Assignment
If a line in the listing below includes the word "icon", pick it out.

Material for this task
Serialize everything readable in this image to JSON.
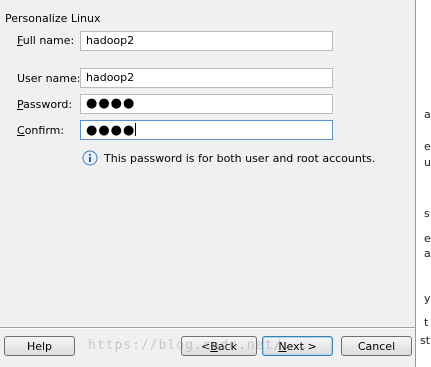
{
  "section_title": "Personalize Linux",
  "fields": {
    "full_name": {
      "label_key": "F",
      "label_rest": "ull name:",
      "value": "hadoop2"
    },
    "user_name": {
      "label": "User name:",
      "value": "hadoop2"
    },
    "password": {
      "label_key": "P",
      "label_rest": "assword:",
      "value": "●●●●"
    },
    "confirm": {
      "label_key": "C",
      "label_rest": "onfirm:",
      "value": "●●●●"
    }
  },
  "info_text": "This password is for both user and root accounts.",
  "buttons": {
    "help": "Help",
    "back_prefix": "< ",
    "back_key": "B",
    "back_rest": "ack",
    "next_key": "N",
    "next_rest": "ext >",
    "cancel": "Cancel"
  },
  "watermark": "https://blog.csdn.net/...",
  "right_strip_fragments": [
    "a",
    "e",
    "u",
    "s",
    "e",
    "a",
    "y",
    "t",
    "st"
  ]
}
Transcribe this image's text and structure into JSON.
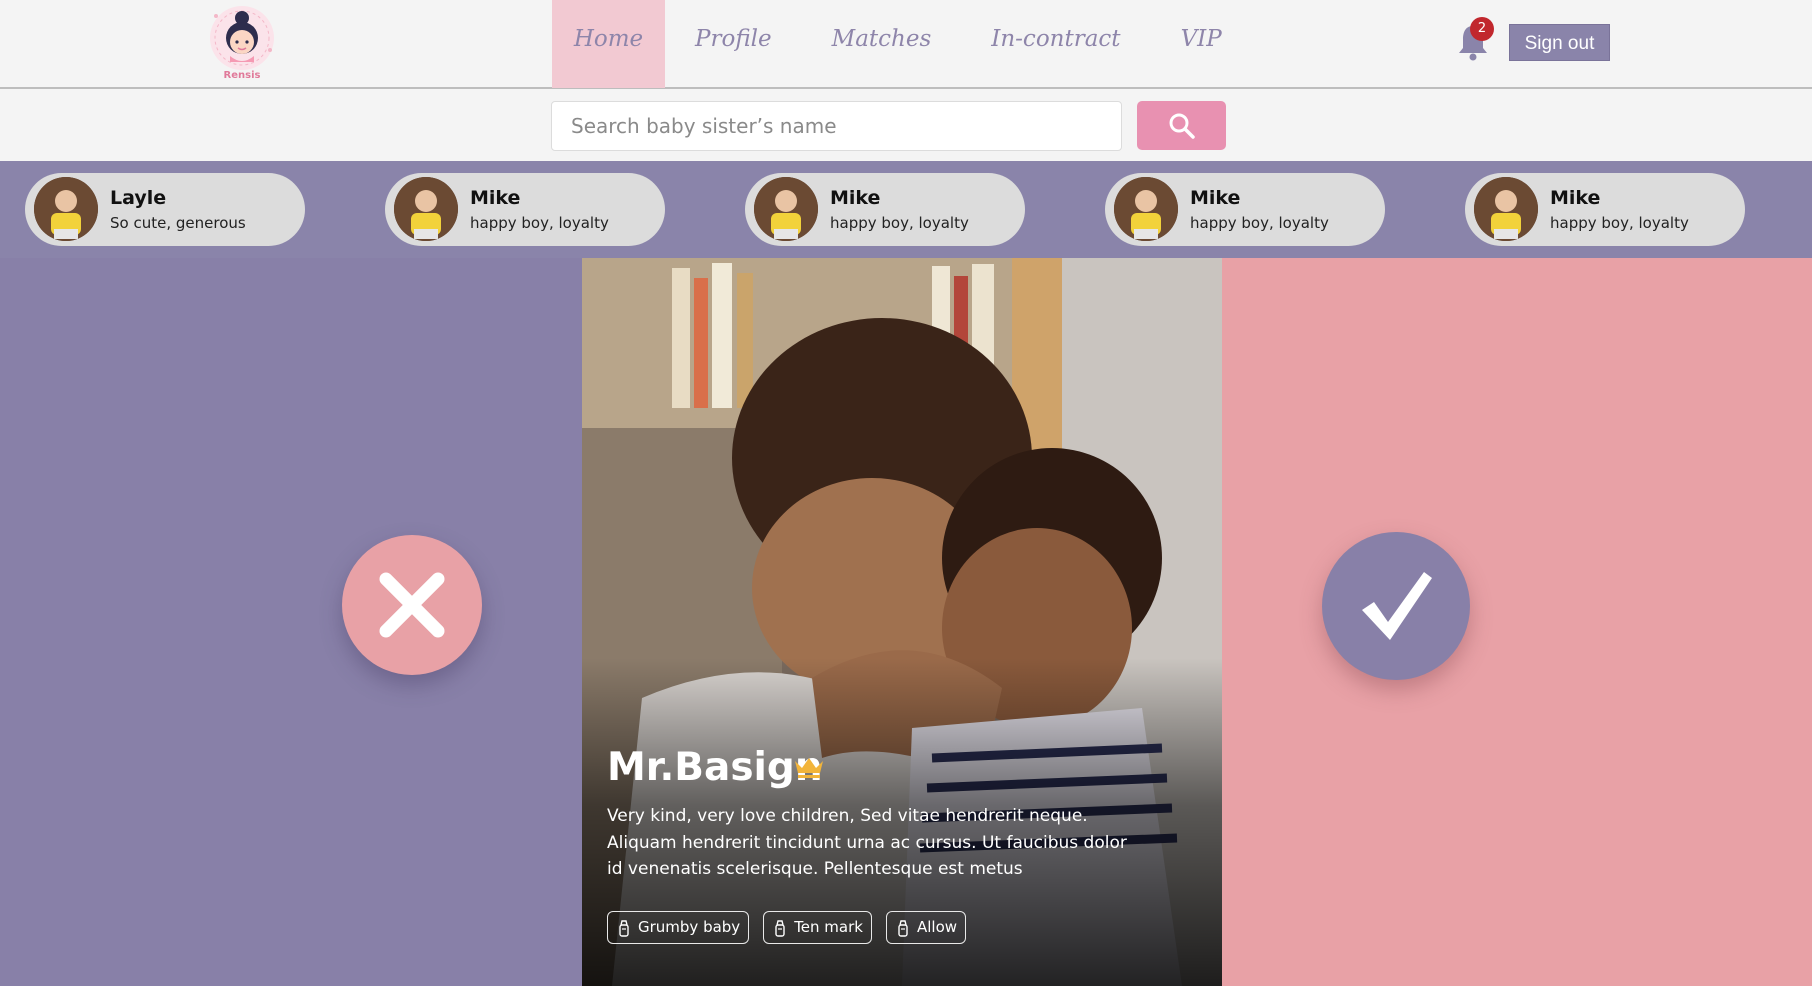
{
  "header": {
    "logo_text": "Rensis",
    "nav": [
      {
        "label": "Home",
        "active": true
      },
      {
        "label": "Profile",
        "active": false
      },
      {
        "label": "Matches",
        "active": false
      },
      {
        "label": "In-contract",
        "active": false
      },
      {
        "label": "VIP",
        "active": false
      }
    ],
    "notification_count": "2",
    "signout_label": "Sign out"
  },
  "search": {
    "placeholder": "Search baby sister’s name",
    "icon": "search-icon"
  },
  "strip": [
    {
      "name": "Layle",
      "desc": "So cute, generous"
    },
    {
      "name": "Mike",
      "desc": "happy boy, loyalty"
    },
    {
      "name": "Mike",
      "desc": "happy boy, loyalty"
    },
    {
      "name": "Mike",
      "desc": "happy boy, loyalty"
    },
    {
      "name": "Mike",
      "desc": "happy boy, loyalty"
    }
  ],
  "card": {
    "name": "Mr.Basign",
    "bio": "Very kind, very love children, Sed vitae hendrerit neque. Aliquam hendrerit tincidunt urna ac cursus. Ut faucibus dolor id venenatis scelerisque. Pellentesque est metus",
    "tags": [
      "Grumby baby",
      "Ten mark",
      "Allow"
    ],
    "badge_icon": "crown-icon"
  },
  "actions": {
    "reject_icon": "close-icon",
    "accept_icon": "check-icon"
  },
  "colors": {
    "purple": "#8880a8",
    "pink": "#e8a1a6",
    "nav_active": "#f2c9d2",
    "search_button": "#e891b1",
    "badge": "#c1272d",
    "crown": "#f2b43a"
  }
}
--
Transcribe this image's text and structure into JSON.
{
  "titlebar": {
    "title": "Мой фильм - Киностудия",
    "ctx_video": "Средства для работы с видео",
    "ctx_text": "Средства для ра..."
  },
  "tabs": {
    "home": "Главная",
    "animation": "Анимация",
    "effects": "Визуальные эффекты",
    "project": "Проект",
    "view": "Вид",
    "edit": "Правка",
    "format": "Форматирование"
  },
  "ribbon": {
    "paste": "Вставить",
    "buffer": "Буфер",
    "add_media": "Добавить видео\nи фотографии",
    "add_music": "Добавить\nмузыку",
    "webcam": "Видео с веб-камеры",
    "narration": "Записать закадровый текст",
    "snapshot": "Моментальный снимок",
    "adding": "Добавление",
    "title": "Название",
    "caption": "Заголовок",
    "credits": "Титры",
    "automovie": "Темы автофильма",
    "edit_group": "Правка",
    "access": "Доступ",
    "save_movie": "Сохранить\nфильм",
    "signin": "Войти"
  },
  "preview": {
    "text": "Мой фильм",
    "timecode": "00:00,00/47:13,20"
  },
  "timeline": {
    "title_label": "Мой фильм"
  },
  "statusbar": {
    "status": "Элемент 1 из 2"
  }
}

Solution for this problem
    "icon": "search-icon"
    "badge_icon": "crown-icon"
    "reject_icon": "close-icon",
    "accept_icon": "check-icon"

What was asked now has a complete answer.